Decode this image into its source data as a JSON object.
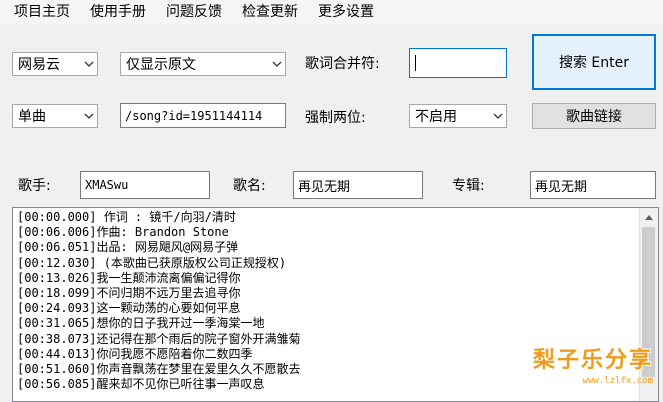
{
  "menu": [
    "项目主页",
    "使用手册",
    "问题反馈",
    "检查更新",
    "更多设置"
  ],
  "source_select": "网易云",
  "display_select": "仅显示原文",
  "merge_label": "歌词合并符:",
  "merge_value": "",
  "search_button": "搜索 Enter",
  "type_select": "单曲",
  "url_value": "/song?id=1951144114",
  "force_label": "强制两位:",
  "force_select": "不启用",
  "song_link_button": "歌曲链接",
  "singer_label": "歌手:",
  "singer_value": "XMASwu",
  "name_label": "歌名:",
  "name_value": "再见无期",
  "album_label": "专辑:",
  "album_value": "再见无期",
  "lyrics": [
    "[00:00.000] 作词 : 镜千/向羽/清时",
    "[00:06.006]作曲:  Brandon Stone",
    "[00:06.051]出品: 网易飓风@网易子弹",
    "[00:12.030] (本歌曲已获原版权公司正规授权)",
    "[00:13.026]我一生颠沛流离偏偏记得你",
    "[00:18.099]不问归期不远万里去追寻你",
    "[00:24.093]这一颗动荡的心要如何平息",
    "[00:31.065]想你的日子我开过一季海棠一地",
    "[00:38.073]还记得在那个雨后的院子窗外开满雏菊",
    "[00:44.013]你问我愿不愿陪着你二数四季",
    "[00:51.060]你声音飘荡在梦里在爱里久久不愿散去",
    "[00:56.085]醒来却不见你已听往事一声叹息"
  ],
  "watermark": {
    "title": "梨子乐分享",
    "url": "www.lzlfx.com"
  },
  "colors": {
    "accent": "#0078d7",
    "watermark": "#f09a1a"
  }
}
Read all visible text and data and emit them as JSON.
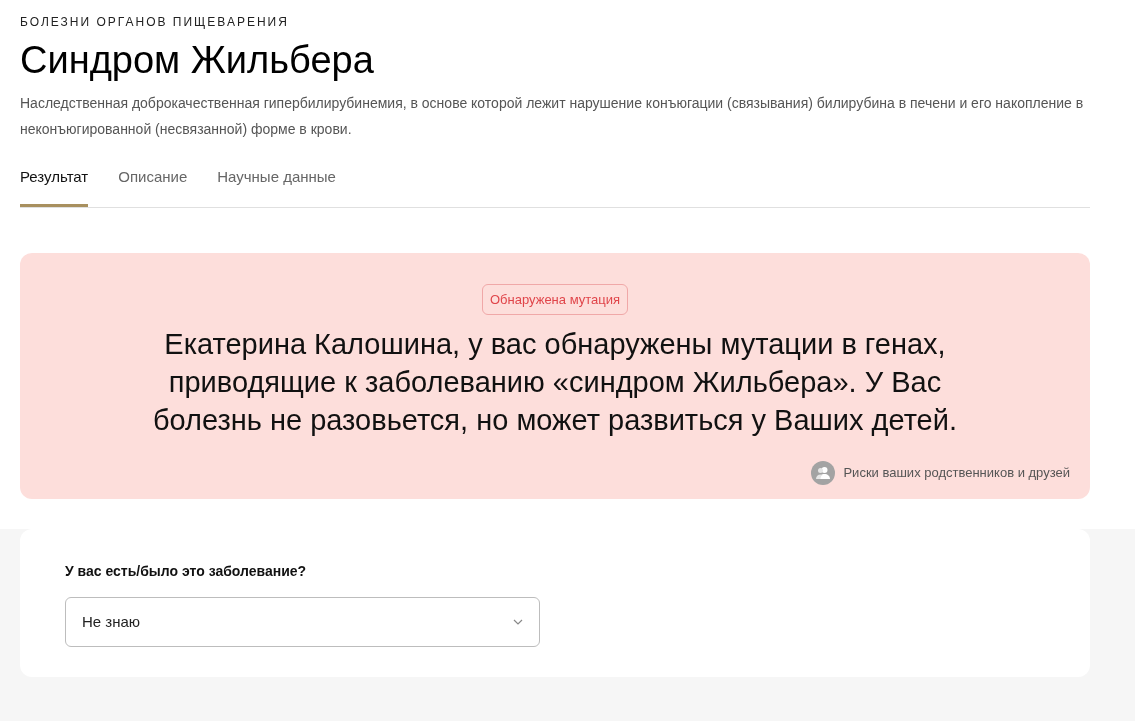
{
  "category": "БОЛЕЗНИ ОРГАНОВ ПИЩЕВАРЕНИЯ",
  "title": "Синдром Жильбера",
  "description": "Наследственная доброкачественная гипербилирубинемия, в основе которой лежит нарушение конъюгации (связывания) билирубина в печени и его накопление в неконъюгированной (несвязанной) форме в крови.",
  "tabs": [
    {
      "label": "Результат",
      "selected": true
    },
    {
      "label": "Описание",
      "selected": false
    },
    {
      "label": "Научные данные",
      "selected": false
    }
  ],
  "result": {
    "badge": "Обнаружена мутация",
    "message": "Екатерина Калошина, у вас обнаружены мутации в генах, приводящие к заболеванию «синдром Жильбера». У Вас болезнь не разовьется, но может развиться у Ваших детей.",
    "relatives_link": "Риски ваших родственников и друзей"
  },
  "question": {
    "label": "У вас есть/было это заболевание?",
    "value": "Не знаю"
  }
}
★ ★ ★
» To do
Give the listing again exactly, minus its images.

» Response area
Decode this image into its source data as a JSON object.
{
  "menu": [
    "项目主页",
    "使用手册",
    "问题反馈",
    "检查更新",
    "更多设置"
  ],
  "source_select": "网易云",
  "display_select": "仅显示原文",
  "merge_label": "歌词合并符:",
  "merge_value": "",
  "search_button": "搜索 Enter",
  "type_select": "单曲",
  "url_value": "/song?id=1951144114",
  "force_label": "强制两位:",
  "force_select": "不启用",
  "song_link_button": "歌曲链接",
  "singer_label": "歌手:",
  "singer_value": "XMASwu",
  "name_label": "歌名:",
  "name_value": "再见无期",
  "album_label": "专辑:",
  "album_value": "再见无期",
  "lyrics": [
    "[00:00.000] 作词 : 镜千/向羽/清时",
    "[00:06.006]作曲:  Brandon Stone",
    "[00:06.051]出品: 网易飓风@网易子弹",
    "[00:12.030] (本歌曲已获原版权公司正规授权)",
    "[00:13.026]我一生颠沛流离偏偏记得你",
    "[00:18.099]不问归期不远万里去追寻你",
    "[00:24.093]这一颗动荡的心要如何平息",
    "[00:31.065]想你的日子我开过一季海棠一地",
    "[00:38.073]还记得在那个雨后的院子窗外开满雏菊",
    "[00:44.013]你问我愿不愿陪着你二数四季",
    "[00:51.060]你声音飘荡在梦里在爱里久久不愿散去",
    "[00:56.085]醒来却不见你已听往事一声叹息"
  ],
  "watermark": {
    "title": "梨子乐分享",
    "url": "www.lzlfx.com"
  },
  "colors": {
    "accent": "#0078d7",
    "watermark": "#f09a1a"
  }
}
Read all visible text and data and emit them as JSON.
{
  "category": "БОЛЕЗНИ ОРГАНОВ ПИЩЕВАРЕНИЯ",
  "title": "Синдром Жильбера",
  "description": "Наследственная доброкачественная гипербилирубинемия, в основе которой лежит нарушение конъюгации (связывания) билирубина в печени и его накопление в неконъюгированной (несвязанной) форме в крови.",
  "tabs": [
    {
      "label": "Результат",
      "selected": true
    },
    {
      "label": "Описание",
      "selected": false
    },
    {
      "label": "Научные данные",
      "selected": false
    }
  ],
  "result": {
    "badge": "Обнаружена мутация",
    "message": "Екатерина Калошина, у вас обнаружены мутации в генах, приводящие к заболеванию «синдром Жильбера». У Вас болезнь не разовьется, но может развиться у Ваших детей.",
    "relatives_link": "Риски ваших родственников и друзей"
  },
  "question": {
    "label": "У вас есть/было это заболевание?",
    "value": "Не знаю"
  }
}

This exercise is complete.